**RECORD EXCERPTS**:

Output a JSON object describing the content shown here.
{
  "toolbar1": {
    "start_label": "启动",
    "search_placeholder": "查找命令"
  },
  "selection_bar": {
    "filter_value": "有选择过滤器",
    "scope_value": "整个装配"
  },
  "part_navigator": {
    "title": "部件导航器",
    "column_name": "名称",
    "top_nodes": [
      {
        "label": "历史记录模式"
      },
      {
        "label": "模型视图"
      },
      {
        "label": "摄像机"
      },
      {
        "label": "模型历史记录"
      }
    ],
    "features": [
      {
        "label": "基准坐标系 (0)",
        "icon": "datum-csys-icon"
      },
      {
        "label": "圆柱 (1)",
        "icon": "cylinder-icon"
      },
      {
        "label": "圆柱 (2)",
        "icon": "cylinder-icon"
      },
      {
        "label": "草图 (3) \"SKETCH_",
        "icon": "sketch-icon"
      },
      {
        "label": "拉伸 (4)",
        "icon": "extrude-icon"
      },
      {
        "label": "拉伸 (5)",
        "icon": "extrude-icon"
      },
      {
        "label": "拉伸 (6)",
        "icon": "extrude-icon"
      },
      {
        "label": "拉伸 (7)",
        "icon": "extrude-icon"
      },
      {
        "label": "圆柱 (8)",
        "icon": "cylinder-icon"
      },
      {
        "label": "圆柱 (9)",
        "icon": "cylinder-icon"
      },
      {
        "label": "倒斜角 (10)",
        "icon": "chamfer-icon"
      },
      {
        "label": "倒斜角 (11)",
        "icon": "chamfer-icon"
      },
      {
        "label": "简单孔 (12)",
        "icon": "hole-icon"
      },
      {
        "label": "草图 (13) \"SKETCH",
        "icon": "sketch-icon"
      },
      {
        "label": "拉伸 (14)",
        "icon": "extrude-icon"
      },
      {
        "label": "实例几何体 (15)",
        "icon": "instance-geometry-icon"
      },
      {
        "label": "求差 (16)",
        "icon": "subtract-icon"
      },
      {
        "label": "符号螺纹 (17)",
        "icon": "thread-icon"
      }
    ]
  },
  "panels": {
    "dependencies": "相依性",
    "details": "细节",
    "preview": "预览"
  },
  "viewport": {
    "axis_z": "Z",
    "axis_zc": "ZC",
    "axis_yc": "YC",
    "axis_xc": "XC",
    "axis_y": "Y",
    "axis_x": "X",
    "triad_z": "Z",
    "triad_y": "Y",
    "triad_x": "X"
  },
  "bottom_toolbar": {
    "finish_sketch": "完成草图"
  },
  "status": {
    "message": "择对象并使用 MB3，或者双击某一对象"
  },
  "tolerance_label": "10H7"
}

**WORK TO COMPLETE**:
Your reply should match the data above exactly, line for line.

**ANSWER SPACE**:
Output a JSON object describing the content shown here.
{
  "toolbar1": {
    "start_label": "启动",
    "search_placeholder": "查找命令"
  },
  "selection_bar": {
    "filter_value": "有选择过滤器",
    "scope_value": "整个装配"
  },
  "part_navigator": {
    "title": "部件导航器",
    "column_name": "名称",
    "top_nodes": [
      {
        "label": "历史记录模式"
      },
      {
        "label": "模型视图"
      },
      {
        "label": "摄像机"
      },
      {
        "label": "模型历史记录"
      }
    ],
    "features": [
      {
        "label": "基准坐标系 (0)",
        "icon": "datum-csys-icon"
      },
      {
        "label": "圆柱 (1)",
        "icon": "cylinder-icon"
      },
      {
        "label": "圆柱 (2)",
        "icon": "cylinder-icon"
      },
      {
        "label": "草图 (3) \"SKETCH_",
        "icon": "sketch-icon"
      },
      {
        "label": "拉伸 (4)",
        "icon": "extrude-icon"
      },
      {
        "label": "拉伸 (5)",
        "icon": "extrude-icon"
      },
      {
        "label": "拉伸 (6)",
        "icon": "extrude-icon"
      },
      {
        "label": "拉伸 (7)",
        "icon": "extrude-icon"
      },
      {
        "label": "圆柱 (8)",
        "icon": "cylinder-icon"
      },
      {
        "label": "圆柱 (9)",
        "icon": "cylinder-icon"
      },
      {
        "label": "倒斜角 (10)",
        "icon": "chamfer-icon"
      },
      {
        "label": "倒斜角 (11)",
        "icon": "chamfer-icon"
      },
      {
        "label": "简单孔 (12)",
        "icon": "hole-icon"
      },
      {
        "label": "草图 (13) \"SKETCH",
        "icon": "sketch-icon"
      },
      {
        "label": "拉伸 (14)",
        "icon": "extrude-icon"
      },
      {
        "label": "实例几何体 (15)",
        "icon": "instance-geometry-icon"
      },
      {
        "label": "求差 (16)",
        "icon": "subtract-icon"
      },
      {
        "label": "符号螺纹 (17)",
        "icon": "thread-icon"
      }
    ]
  },
  "panels": {
    "dependencies": "相依性",
    "details": "细节",
    "preview": "预览"
  },
  "viewport": {
    "axis_z": "Z",
    "axis_zc": "ZC",
    "axis_yc": "YC",
    "axis_xc": "XC",
    "axis_y": "Y",
    "axis_x": "X",
    "triad_z": "Z",
    "triad_y": "Y",
    "triad_x": "X"
  },
  "bottom_toolbar": {
    "finish_sketch": "完成草图"
  },
  "status": {
    "message": "择对象并使用 MB3，或者双击某一对象"
  },
  "tolerance_label": "10H7"
}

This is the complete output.